◆ Page and application data records:
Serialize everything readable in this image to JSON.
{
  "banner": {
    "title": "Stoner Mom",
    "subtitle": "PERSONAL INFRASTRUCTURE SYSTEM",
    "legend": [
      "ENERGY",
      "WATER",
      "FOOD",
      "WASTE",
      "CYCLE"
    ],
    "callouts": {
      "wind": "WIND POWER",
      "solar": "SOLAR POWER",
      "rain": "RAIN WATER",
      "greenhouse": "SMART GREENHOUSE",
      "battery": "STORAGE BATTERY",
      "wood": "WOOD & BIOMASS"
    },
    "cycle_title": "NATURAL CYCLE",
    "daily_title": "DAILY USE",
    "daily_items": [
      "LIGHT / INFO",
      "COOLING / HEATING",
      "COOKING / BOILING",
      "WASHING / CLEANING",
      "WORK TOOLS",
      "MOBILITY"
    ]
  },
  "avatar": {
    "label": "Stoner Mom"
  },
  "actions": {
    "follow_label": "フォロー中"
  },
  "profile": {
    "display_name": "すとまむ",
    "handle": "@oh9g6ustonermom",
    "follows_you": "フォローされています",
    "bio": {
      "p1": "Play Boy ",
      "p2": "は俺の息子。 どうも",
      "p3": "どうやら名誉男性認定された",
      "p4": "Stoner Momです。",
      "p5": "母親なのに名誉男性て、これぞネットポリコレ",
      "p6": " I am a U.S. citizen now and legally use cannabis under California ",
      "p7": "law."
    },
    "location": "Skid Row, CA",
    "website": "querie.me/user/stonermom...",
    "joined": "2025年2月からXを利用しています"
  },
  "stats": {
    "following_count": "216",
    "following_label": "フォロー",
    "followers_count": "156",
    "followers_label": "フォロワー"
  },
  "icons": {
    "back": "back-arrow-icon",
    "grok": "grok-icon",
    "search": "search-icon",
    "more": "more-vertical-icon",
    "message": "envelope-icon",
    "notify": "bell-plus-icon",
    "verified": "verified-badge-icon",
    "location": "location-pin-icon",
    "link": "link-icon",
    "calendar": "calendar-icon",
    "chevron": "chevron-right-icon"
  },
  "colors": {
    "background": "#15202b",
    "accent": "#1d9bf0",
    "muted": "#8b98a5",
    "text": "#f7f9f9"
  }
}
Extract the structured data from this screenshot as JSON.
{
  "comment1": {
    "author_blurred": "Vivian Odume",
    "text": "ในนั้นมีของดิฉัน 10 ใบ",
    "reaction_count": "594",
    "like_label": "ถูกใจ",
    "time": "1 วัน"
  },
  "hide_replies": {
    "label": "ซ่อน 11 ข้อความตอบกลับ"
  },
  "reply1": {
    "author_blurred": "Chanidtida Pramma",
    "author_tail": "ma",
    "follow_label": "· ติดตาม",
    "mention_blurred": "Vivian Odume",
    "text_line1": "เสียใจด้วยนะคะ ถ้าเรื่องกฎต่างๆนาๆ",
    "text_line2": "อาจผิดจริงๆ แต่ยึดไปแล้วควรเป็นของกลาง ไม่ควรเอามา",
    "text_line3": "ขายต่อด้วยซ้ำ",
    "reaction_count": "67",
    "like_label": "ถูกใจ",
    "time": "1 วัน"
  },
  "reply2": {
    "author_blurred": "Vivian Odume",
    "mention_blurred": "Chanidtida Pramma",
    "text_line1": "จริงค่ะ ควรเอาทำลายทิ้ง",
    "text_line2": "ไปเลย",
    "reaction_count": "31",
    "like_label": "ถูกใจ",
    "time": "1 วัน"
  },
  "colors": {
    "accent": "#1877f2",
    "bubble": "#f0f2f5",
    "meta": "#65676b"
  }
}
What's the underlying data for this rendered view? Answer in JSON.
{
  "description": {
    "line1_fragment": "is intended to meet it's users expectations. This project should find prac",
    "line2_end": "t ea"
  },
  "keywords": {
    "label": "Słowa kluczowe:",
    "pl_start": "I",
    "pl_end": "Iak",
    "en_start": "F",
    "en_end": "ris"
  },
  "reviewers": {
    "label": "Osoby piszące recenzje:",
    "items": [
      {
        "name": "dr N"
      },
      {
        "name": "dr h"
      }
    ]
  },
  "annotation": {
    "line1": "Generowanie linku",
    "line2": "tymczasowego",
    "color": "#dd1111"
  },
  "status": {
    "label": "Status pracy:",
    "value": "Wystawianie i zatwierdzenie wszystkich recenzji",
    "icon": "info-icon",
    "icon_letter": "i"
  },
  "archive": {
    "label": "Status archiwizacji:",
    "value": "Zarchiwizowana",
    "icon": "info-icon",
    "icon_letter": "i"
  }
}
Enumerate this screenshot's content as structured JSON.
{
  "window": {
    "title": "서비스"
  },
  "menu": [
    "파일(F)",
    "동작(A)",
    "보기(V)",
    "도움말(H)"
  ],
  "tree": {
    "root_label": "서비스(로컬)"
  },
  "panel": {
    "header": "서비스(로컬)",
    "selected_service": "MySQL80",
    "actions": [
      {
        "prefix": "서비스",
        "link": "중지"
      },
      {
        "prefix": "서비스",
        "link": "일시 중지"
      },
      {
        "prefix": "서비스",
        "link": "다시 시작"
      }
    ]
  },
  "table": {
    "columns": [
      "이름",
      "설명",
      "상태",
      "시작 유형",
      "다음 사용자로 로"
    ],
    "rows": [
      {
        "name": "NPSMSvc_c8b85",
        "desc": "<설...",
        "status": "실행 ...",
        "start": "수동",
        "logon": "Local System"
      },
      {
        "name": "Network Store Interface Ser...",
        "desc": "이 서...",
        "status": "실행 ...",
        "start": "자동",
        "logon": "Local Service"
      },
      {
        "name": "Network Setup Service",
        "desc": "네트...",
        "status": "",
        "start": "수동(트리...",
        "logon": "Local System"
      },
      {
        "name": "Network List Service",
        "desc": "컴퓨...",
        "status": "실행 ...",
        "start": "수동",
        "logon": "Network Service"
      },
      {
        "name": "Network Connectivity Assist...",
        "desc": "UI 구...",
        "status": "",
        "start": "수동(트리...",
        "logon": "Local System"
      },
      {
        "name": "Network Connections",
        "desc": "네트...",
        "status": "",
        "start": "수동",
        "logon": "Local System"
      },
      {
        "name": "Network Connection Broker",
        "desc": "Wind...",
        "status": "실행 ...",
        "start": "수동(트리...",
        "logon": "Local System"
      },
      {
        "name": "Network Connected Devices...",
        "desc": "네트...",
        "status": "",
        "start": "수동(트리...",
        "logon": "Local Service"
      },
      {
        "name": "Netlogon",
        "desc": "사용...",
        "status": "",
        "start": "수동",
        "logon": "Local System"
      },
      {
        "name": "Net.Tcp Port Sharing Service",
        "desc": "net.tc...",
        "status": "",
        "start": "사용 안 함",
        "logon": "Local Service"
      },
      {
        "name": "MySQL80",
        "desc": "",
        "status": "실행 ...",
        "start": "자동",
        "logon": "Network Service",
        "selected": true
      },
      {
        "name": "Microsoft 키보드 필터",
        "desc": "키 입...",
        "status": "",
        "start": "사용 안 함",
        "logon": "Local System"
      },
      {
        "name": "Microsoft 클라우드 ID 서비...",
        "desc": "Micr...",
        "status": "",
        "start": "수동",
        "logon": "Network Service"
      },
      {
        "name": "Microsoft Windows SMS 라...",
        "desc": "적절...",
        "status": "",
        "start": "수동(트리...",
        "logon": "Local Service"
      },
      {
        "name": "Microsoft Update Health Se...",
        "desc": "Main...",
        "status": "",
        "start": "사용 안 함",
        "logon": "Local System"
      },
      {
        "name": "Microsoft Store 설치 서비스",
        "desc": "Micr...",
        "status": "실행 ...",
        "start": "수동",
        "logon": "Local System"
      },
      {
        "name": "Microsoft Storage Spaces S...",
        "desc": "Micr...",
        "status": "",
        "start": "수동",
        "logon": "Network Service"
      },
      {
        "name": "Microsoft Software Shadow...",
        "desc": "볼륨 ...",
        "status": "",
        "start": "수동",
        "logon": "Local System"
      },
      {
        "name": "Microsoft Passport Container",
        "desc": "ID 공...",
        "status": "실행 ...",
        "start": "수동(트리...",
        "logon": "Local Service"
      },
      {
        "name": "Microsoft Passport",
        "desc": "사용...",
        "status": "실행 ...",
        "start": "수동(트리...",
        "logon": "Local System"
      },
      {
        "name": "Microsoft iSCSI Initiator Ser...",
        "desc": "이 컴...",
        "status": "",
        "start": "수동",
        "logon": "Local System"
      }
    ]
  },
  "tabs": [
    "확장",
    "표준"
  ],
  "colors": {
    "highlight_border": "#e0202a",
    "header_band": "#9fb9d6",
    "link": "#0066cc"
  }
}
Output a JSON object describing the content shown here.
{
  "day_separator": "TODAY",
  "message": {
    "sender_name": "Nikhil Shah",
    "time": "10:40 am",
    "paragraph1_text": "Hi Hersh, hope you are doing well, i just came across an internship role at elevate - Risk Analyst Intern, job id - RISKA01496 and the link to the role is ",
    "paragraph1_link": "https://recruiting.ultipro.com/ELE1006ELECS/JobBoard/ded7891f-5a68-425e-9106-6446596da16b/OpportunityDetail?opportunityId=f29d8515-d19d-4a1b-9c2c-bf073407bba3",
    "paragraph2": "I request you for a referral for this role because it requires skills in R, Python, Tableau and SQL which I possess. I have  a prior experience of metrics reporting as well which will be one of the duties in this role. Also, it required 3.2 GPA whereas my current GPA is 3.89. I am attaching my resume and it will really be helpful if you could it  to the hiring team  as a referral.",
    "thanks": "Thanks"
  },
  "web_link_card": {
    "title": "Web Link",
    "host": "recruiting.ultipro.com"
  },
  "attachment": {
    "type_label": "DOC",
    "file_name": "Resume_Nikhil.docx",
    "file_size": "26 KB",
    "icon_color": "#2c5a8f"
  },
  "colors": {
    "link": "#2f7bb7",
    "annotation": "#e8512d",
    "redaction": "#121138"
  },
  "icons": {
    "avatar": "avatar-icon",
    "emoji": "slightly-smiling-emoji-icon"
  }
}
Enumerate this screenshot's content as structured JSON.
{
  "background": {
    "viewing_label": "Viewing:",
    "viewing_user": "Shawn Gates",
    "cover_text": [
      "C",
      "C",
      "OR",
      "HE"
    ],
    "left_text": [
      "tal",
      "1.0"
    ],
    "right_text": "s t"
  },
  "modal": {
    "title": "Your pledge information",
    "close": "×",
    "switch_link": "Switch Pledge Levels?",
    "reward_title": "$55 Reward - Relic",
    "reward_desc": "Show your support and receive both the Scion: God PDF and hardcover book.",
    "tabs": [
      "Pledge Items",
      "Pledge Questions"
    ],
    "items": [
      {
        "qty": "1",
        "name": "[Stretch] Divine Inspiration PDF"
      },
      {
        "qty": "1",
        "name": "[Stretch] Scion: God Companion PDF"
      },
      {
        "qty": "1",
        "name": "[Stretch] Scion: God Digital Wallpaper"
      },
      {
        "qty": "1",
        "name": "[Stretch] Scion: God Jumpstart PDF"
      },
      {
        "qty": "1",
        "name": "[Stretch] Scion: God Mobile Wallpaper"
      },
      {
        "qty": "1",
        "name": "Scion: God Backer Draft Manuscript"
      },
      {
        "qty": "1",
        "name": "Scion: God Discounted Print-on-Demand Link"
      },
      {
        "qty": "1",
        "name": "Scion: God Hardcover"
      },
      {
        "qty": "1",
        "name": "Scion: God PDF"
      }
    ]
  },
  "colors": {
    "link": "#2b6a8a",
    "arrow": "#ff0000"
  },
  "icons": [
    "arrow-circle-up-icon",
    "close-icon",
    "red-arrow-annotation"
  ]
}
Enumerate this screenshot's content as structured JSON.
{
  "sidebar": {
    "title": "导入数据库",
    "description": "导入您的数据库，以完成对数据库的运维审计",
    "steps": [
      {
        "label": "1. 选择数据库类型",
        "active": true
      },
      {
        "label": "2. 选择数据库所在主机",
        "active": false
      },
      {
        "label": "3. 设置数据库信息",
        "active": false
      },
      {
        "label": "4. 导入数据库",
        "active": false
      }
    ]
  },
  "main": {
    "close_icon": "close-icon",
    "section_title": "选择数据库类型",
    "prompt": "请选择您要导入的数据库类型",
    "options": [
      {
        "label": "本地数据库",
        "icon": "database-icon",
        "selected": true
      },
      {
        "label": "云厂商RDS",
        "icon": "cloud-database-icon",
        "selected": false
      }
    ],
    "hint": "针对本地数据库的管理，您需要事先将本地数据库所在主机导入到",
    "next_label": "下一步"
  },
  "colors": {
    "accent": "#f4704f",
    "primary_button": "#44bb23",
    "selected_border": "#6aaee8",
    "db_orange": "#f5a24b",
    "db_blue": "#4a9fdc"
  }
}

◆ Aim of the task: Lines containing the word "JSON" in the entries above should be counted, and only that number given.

◆ Response: 7